Provided data ->
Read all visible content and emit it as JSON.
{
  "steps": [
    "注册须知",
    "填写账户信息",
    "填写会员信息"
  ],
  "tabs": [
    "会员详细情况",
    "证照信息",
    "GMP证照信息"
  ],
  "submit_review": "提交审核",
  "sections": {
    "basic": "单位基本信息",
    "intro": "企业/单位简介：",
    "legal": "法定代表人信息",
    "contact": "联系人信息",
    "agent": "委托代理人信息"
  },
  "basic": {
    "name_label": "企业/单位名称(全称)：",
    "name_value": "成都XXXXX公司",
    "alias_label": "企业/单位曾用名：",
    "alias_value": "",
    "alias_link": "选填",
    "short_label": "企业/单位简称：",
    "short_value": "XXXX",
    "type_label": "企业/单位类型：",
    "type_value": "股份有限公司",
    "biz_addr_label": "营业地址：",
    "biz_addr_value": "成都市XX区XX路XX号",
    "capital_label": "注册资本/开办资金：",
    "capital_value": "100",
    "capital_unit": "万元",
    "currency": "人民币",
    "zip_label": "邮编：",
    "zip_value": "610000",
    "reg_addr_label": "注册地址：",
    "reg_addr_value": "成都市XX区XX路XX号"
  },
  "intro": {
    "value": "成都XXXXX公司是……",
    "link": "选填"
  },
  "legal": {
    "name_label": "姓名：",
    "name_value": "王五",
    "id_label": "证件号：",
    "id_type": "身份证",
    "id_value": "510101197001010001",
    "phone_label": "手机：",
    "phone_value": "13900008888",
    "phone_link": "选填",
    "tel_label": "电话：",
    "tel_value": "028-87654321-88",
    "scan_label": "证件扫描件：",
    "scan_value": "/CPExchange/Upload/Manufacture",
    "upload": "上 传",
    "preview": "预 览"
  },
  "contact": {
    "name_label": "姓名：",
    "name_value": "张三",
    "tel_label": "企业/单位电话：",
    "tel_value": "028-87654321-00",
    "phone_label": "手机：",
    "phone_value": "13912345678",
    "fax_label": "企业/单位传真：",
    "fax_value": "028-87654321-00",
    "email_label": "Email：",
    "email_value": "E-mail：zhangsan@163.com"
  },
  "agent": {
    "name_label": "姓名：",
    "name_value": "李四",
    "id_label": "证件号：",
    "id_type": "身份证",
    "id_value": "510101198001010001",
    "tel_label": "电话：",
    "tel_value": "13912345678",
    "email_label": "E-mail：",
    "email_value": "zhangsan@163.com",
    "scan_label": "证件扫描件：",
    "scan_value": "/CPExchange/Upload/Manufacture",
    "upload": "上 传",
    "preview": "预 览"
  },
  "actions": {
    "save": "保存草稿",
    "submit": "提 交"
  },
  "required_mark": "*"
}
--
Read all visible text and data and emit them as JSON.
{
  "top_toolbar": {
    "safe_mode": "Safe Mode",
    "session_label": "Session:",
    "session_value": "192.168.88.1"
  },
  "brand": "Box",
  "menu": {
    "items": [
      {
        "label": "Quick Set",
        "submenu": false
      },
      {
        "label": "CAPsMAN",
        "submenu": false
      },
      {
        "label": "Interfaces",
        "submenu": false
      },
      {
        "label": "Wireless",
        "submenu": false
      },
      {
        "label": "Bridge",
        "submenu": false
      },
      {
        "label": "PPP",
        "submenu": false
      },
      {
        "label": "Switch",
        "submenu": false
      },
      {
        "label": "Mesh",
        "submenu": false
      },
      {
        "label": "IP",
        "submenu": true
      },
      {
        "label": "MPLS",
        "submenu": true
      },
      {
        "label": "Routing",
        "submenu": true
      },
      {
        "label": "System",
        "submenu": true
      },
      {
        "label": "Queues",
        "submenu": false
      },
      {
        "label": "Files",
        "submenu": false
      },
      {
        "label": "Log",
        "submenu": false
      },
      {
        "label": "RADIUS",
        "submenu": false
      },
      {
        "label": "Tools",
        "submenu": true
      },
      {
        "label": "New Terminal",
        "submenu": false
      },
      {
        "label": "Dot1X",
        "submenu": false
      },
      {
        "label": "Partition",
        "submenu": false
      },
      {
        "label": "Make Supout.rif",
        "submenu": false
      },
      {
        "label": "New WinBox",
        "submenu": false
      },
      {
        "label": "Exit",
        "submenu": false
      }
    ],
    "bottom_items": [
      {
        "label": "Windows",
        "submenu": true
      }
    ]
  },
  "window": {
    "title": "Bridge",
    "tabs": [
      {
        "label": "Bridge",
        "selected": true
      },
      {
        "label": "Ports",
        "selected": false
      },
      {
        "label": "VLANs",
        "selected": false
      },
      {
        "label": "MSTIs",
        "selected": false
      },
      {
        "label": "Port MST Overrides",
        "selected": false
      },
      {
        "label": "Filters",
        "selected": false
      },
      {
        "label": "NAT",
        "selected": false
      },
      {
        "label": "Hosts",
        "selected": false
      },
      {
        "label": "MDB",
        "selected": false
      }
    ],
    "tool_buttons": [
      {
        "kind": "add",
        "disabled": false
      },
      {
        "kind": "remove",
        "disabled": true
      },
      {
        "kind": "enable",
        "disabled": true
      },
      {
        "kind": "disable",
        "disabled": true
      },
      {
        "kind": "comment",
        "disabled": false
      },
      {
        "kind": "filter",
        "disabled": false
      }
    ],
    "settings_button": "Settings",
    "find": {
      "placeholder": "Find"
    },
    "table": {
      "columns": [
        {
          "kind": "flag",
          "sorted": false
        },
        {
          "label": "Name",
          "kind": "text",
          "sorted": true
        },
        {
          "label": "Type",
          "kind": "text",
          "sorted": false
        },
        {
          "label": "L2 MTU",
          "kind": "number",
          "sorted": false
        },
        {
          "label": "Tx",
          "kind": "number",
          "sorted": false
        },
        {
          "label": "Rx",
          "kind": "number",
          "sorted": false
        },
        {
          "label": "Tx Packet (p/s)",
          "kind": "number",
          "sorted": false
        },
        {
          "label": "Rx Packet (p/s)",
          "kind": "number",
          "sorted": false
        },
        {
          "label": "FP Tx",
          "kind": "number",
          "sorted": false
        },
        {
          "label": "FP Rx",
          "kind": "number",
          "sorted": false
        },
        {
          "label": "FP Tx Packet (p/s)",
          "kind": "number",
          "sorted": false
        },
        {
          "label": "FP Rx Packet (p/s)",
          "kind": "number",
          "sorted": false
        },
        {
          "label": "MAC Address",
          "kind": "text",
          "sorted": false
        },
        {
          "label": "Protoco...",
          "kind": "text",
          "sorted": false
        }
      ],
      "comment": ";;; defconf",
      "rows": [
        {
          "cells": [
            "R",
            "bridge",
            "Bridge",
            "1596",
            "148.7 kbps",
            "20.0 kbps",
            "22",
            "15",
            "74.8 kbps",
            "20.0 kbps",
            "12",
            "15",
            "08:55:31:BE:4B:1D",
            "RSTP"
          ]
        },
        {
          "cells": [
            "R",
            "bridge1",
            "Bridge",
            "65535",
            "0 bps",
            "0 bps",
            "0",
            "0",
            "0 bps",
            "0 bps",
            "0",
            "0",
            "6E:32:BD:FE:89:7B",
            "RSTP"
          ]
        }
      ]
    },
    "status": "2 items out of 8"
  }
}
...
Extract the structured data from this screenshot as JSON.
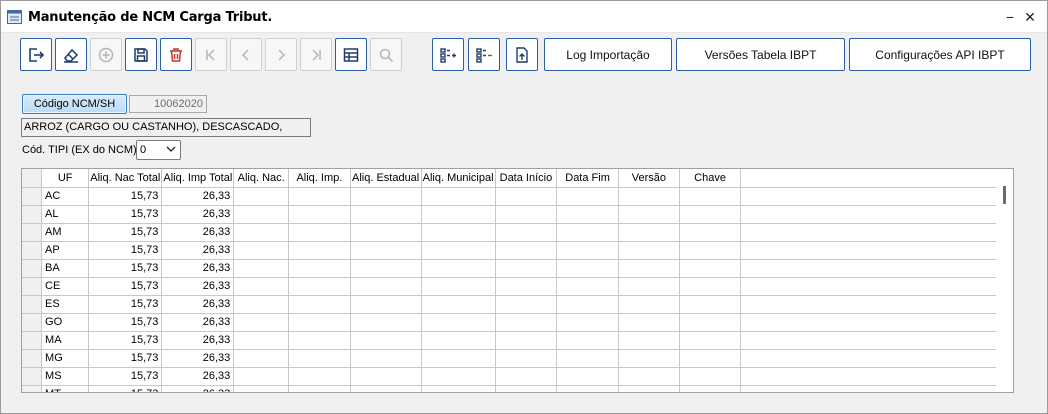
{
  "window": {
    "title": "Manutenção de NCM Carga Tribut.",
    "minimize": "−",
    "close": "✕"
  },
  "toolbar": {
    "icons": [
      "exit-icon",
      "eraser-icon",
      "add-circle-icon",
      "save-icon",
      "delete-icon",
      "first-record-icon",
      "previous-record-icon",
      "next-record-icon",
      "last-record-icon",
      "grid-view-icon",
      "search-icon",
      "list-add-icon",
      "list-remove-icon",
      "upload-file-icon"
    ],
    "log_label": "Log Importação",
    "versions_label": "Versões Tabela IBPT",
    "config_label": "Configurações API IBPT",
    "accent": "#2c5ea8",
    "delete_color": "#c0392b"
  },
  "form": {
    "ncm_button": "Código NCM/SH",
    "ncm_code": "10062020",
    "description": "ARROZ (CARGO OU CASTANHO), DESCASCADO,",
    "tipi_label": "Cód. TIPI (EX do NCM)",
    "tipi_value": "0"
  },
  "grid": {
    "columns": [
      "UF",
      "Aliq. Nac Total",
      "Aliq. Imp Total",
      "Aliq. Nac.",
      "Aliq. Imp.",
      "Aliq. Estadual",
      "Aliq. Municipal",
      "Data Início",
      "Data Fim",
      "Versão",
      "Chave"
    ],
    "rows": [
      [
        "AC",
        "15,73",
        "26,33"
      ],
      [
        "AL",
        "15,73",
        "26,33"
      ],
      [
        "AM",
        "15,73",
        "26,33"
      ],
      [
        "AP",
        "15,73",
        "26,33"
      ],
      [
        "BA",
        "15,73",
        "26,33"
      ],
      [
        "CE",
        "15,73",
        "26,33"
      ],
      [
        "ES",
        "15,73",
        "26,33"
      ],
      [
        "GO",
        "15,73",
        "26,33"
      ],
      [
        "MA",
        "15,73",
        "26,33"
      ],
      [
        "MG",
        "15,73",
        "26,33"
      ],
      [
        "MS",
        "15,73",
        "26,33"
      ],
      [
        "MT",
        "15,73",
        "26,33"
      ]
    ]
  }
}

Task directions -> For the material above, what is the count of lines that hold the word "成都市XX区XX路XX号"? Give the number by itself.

Task answer -> 2